Bacteria aids paper strength

Paper falls apart when it is wet. So what makes paper handkerchiefs strong enough to withstand a sneeze? The answer is a polymer which stops fibres becoming waterlogged, giving the paper `wet strength’. But the development, recently adopted for commercial production of watertight packaging papers for liquid foodstuffs, was not without its problems. Haloalcholols, a […]

Paper falls apart when it is wet. So what makes paper handkerchiefs strong enough to withstand a sneeze? The answer is a polymer which stops fibres becoming waterlogged, giving the paper `wet strength’.

But the development, recently adopted for commercial production of watertight packaging papers for liquid foodstuffs, was not without its problems.

Haloalcholols, a by-product, contaminate the polymer reducing its effectiveness in absorbing liquid.
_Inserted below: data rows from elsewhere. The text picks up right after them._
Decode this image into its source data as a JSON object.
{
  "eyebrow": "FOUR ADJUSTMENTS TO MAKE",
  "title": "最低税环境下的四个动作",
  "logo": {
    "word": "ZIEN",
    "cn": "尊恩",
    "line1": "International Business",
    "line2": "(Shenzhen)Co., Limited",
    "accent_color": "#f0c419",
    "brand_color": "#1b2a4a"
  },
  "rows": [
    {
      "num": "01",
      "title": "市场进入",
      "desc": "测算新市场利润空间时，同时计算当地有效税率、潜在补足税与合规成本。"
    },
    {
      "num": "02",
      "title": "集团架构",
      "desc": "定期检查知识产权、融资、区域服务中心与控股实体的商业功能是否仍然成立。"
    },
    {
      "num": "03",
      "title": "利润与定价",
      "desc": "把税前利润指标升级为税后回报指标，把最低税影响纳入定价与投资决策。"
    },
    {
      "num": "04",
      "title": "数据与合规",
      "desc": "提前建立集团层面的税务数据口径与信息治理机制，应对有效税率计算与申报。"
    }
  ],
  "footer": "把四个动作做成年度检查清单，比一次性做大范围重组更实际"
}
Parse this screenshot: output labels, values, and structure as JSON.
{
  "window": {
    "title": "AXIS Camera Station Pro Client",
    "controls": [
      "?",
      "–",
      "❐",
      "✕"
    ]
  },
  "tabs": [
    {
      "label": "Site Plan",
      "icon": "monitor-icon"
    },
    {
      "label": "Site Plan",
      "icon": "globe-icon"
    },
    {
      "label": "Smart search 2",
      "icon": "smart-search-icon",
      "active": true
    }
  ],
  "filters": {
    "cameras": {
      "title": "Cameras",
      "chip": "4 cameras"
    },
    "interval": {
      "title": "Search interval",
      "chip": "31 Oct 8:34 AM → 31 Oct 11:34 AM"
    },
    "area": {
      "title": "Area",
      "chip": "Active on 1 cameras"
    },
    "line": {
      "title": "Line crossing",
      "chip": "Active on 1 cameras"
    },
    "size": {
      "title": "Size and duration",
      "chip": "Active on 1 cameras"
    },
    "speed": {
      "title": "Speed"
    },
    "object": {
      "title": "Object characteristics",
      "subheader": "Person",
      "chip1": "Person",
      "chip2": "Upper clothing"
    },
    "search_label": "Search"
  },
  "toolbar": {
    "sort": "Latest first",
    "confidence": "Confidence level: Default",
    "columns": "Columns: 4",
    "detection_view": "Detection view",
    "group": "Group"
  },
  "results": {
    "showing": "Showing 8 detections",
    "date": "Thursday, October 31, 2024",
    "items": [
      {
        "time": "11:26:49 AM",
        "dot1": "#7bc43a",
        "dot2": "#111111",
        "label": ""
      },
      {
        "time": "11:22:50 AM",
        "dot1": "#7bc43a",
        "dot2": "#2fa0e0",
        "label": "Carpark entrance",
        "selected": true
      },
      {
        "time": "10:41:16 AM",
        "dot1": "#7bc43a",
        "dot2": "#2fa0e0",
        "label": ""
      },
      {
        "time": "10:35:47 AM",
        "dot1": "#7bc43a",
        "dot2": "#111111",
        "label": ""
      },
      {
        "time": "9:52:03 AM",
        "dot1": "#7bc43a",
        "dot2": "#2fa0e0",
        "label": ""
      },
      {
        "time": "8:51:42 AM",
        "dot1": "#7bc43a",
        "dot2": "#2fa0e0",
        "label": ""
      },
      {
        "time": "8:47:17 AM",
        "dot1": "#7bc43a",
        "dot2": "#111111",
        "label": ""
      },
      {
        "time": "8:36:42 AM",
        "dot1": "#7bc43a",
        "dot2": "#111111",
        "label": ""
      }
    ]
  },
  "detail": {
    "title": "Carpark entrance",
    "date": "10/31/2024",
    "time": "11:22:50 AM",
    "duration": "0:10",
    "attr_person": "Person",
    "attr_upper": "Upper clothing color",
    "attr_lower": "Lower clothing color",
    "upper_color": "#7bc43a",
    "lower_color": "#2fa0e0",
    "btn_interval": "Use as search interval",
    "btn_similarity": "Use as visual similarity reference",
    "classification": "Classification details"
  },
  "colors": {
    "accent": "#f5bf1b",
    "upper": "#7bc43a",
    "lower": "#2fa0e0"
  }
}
Using biotechnology methods, developer Carbury Heme, of Cardiff, used two common strains of bacteria which have been built into the polymer production process. These convert the haloalchols into carbon dioxide, water and chlorine, which are removed from the polymer before adding it to the paper.

It is environmentally more acceptable than using untreated wet strength chemicals, and the treatment is cheaper than a new manufacturing process.

The development was achieved through the DTI’s Biotechnology Means Business initiative. The BMB helpline is 0800 432100.